# How to find peak value of an analog signal efficiently after sampling in the digital domain?

I have a bandlimited analog signal for which I want to find the peak value in real time. The signal is sampled and processed digitally at just enough sampling rate. Since the peak of the analog signal may not be sampled exactly, taking the maximum of the digital samples would give a lower than actual value. So how do I find the peak?

Theoretically, the only way I can think of, is to upsample the signal using an ideal sinc interpolation filter to very high sampling rate, so that we obtain a sample close to the actual peak of the analog signal. Then we can just take the maximum of the digital samples. But this seems roundabout and computationally expensive. Is there is a simpler method to do this?

• You could probably perform a parabolic interpolation with the 3 samples closer to the peak. It should be accurate enough if your sampling rate is high. – Ben May 3 at 13:35
• foo.be/docs-free/Numerical_Recipe_In_C/c10-2.pdf You can use that formula, however you can simplify the formula a bit since your data is unifrmly sampled. – Ben May 3 at 13:41
• Thanks. I'll try this out. Looks like after assuming the data is uniformly sampled, the equation simplifies to the equation @Laurent Duval has provided in the answer – Kevin Selva Prasanna May 3 at 14:18

You are unlikely to be able to evaluate correctly an ideal sinc interpolation filter in real-time (or even with a small time lag), since the future samples of your data are unknown. Plus, when you received your last sample $$x[n]$$, you generally don't know whether you are on a peak. So, it somehow boils down to

• how real-time you want to be;
• how fast you can estimated you are passed a peak.

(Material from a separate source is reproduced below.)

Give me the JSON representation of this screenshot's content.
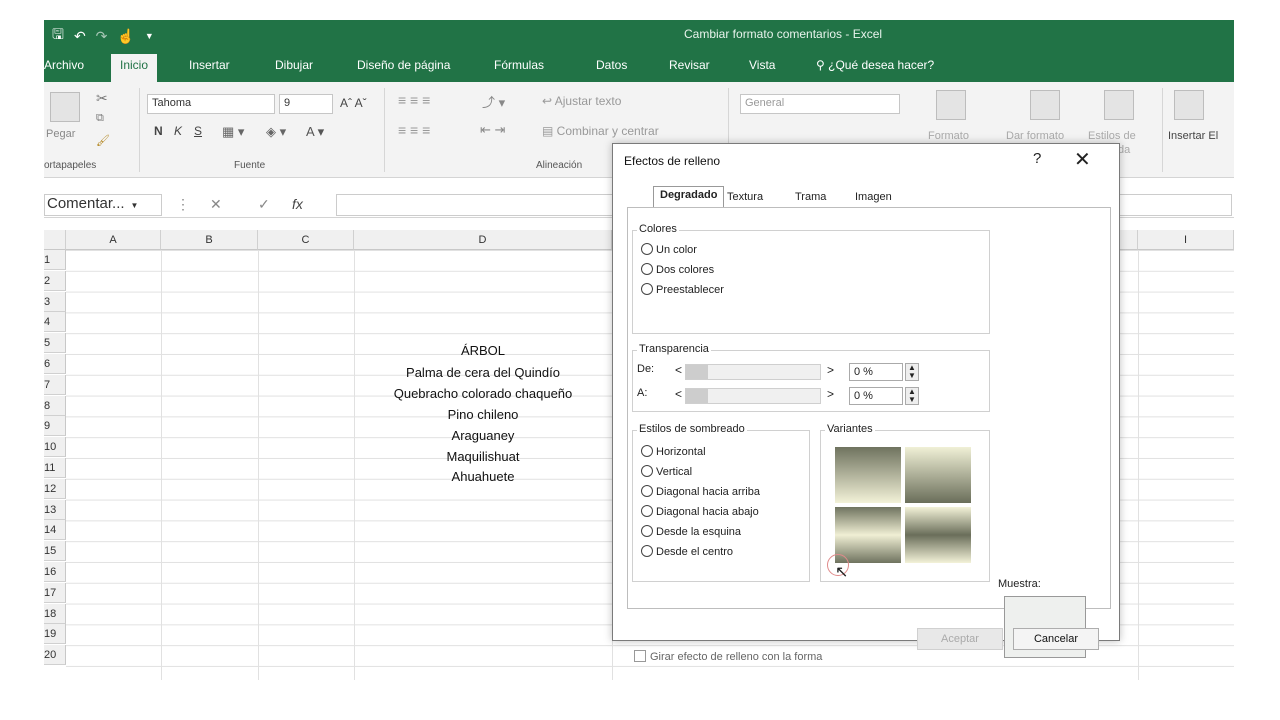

There are many local possible interpolations. You can also think about fast option, and close to real-time, only require to collect the next sample $$x[n+1]$$, and if knowing $$x[n-1]$$ you consider that a peak is located between $$x[n-1]$$ and $$x[n+1]$$ (and there values are positive), you can use the standard frequency peak estimators, which only use the above three samples. For instance:

$$n_{\textrm{peak}} = n+\delta$$ with $$\delta = \frac{(x_{n+1}−x_{n-1})}{(4x_{n} − 2x_{n-1} − 2x_{n+1})}$$

A primer is provided by famous people here: Fast, Accurate Frequency Estimators, Eric Jacobsen and Peter Kootsookos, IEEE signal processing magazine, May 2007. The above equation is only one of those this paper provides.

• Thanks, this is helpful. Looks like there is much more literature about finding peaks in the frequency domain rather than in time domain for some reason. The equation you have provided is doing local parabolic interpolation, right? I'll try it out – Kevin Selva Prasanna May 3 at 14:23
• There is normally only one parabola passing exactly through 3 points. However, to take uncertainties or noise into account; there are many derived designs. For the interpolation in the time domain, with more points, there are a huge quantity of literature. One could use past peaks, have some model of peaks etc. I mentioned the frequency peaks mostly because they are fast and somehow lesser known – Laurent Duval May 3 at 14:39

Do you know the exact filter used to bandlimit that signal? Assuming that it is a symmetrically windowed sinc, I am not sure that you could do much better than just upsampling. Perhaps speculatively upsampling only when you find a «large» digital sample?

If the bandlimiting filter is very brickwall-y, it will contain positive and negative sections. I am not sure that a simple fitted Gaussian is going to be a good model of that.

Do you need to identify every single occurence of peaks accurately, at low complexity and low delay?

Assuming the signal is bandlimited to less than Nyquist, the peak between two samples can be determined from the history of prior samples. The number of samples needed is based on the actual response time of the filter or channel that the filter has passed through.

I would suggest using polyphase filters as an efficient interpolation approach that can be done in real time without increasing the sampling rate (real-time with a delay as limited by the depth of the filters). There would be N filter banks corresponding to the additional precision desired (as each filter bank results in an interpolated output including and between the original sampling rate outputs). For each of the N outputs that would be given for each original sample, the maximum value can be selected providing a maximum interpolated sample for every clock update. Further, polyphase filter banks can be relatively short, so the overall delay to the solution is also attractively small. (The number of taps needed for each filter in order to obtain an accurate result is equivalent in time span to the significant response of the channel or filter that the waveform has passed through).

Polyphase interpolators are simple to implement and highly efficient in operation. For more details on their implementation and structure see:

How to implement Polyphase filter?

• Not sure, consider the case of a square wave (I'm aware that one will not be able to sample all the harmonics). The amplitude of the fundamental is 4/pi times the peak value of the square wave. So In that case, the DFT is not a good estimator. – Ben May 3 at 14:50
• @Ben Yes! I was thinking incorrectly of just single tones but see now that wasn't the question. I updated my answer. – Dan Boschen May 7 at 4:49